Artificial Intelligence 
Specifically, tools like ChatGPT that can produce and write copy and create imagery

All people’s ability to communicate clearly: Communication speed, clarity, and accuracy.

Human writers, photographers and artists, word processors/art software, copyright and other intellectual rights, editors, and critics

Old voices and artists; pre-literate skills and behaviours whereby people may return to a time when manual and artisan skills become more desirable; class systems and slavery—our new machine intelligences become slaves or subservient to ourselves.

Access to new original ideas. If taken to an extreme, no humans are creating novel ideas for AI to draw upon. 

Demand for their output—if the AI ushers in a pre-literate world, there will be no people to consume the output, eliminating the need for AI.

He and others will be getting an “A” for their work in growing their understanding of consequences, the ebb and flow of technology, if not a tsunami of change.

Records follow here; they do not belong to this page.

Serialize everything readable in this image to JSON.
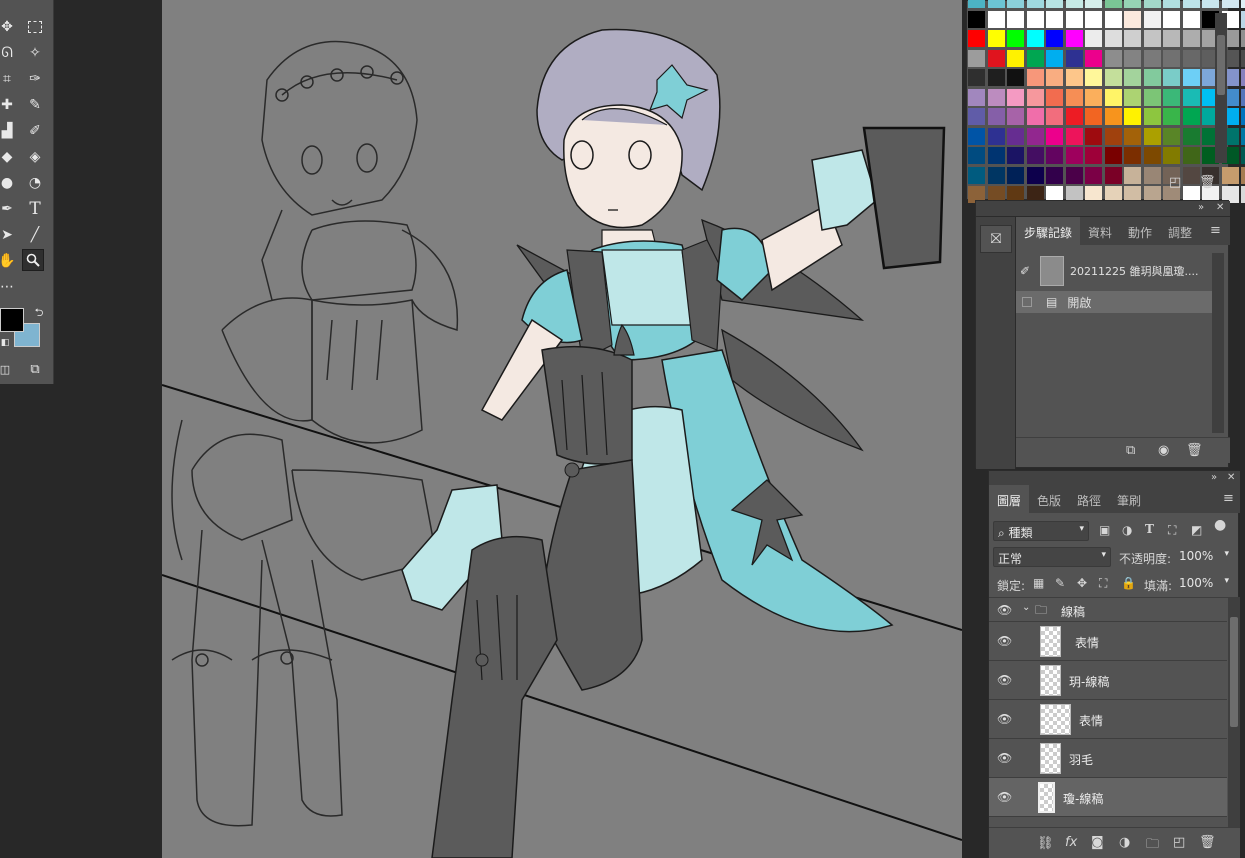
{
  "toolbar": {
    "tools": [
      "move-tool",
      "marquee-tool",
      "lasso-tool",
      "magic-wand-tool",
      "crop-tool",
      "eyedropper-tool",
      "healing-brush-tool",
      "brush-tool",
      "clone-stamp-tool",
      "history-brush-tool",
      "eraser-tool",
      "paint-bucket-tool",
      "blur-tool",
      "dodge-tool",
      "pen-tool",
      "type-tool",
      "path-selection-tool",
      "line-tool",
      "hand-tool",
      "zoom-tool",
      "more-tools"
    ],
    "type_tool_label": "T",
    "foreground_color": "#000000",
    "background_color": "#7fb4d0"
  },
  "swatches": {
    "rows": [
      [
        "#4cb3c4",
        "#6cc4d4",
        "#8bd0da",
        "#9fd9df",
        "#b7e4e4",
        "#c6ebe6",
        "#d6f0ec",
        "#7ac595",
        "#96d3b4",
        "#a2d8c9",
        "#b0dfe0",
        "#bde3ea",
        "#c9e6ee",
        "#d3e8f1",
        "#dfeff5"
      ],
      [
        "#000000",
        "#ffffff",
        "#ffffff",
        "#ffffff",
        "#ffffff",
        "#ffffff",
        "#ffffff",
        "#ffffff",
        "#fbe9dd",
        "#f2f2f2",
        "#ffffff",
        "#ffffff",
        "#000000",
        "#ffffff",
        "#bcd6e6"
      ],
      [
        "#ff0000",
        "#ffff00",
        "#00ff00",
        "#00ffff",
        "#0000ff",
        "#ff00ff",
        "#ececec",
        "#dddddd",
        "#cfcfcf",
        "#c4c4c4",
        "#b8b8b8",
        "#adadad",
        "#a3a3a3",
        "#9a9a9a",
        "#909090"
      ],
      [
        "#9c9c9c",
        "#e0141e",
        "#fff200",
        "#00a651",
        "#00aeef",
        "#2e3192",
        "#ec008c",
        "#8d8d8d",
        "#838383",
        "#7a7a7a",
        "#717171",
        "#686868",
        "#5e5e5e",
        "#555555",
        "#4b4b4b"
      ],
      [
        "#2f2f2f",
        "#1f1f1f",
        "#111111",
        "#f7977a",
        "#f9ad81",
        "#fdc68a",
        "#fff79a",
        "#c4df9b",
        "#a3d39c",
        "#82ca9d",
        "#7accc8",
        "#6dcff6",
        "#7da7d9",
        "#8393ca",
        "#8781bd"
      ],
      [
        "#a187be",
        "#bc8cbf",
        "#f49ac2",
        "#f6989d",
        "#f26c4f",
        "#f68e55",
        "#fbaf5c",
        "#fff467",
        "#acd372",
        "#7cc576",
        "#3bb878",
        "#1abbb4",
        "#00bff3",
        "#438ccb",
        "#5574b9"
      ],
      [
        "#605ca8",
        "#855fa8",
        "#a763a8",
        "#f06eaa",
        "#f26d7d",
        "#ed1c24",
        "#f26522",
        "#f7941d",
        "#fff200",
        "#8dc63f",
        "#39b54a",
        "#00a651",
        "#00a99d",
        "#00aeef",
        "#0072bc"
      ],
      [
        "#0054a6",
        "#2e3192",
        "#662d91",
        "#92278f",
        "#ec008c",
        "#ed145b",
        "#9e0b0f",
        "#a0410d",
        "#a36209",
        "#aba000",
        "#598527",
        "#197b30",
        "#007236",
        "#00746b",
        "#0076a3"
      ],
      [
        "#004b80",
        "#003471",
        "#1b1464",
        "#440e62",
        "#630460",
        "#9e005d",
        "#9e0039",
        "#790000",
        "#7b2e00",
        "#7d4900",
        "#827b00",
        "#406618",
        "#005e20",
        "#005826",
        "#005952"
      ],
      [
        "#005b7f",
        "#003663",
        "#002157",
        "#0d004c",
        "#32004b",
        "#4b0049",
        "#7b0046",
        "#7a0026",
        "#c7b299",
        "#998675",
        "#736357",
        "#534741",
        "#37302d",
        "#c69c6d",
        "#a67c52"
      ],
      [
        "#8c6239",
        "#754c24",
        "#603913",
        "#3c2415",
        "#ffffff",
        "#c2c2c2",
        "#f7e6cf",
        "#e5d2b8",
        "#d1bda4",
        "#b9a58f",
        "#9f8b78",
        "#ffffff",
        "#f2f2f2",
        "#e6e6e6",
        "#d9d9d9"
      ]
    ]
  },
  "history_panel": {
    "tabs": [
      "步驟記錄",
      "資料",
      "動作",
      "調整"
    ],
    "snapshot_label": "20211225 雒玥與凰瓊....",
    "items": [
      "開啟"
    ]
  },
  "layers_panel": {
    "tabs": [
      "圖層",
      "色版",
      "路徑",
      "筆刷"
    ],
    "filter_kind": "種類",
    "blend_mode": "正常",
    "opacity_label": "不透明度:",
    "opacity_value": "100%",
    "lock_label": "鎖定:",
    "fill_label": "填滿:",
    "fill_value": "100%",
    "group_name": "線稿",
    "layers": [
      "表情",
      "玥-線稿",
      "表情",
      "羽毛",
      "瓊-線稿"
    ]
  }
}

While inventions enhance the technological landscape of our lives, the guidance, mores, and ethics, the general oversight and legislative aspects governing the controls of social media, etc., are yet to be implemented. 

Privacy issues, legal issues such as copyright, academic integrity and technological governance are but a few of the discussions required in academic and governing institutions. 

Nigel Atkin teaches the Evolution of Public Relations course online at UVic. He offers onsite workshops to leverage human capital and exploit the multiplier effect of becoming better communicators.

Construction worker layering bricks which have the following phrases engraved on them: stakeholder engagement, PR leadership, PR writing, issues management and media relations.
  • Posted August 3, 2023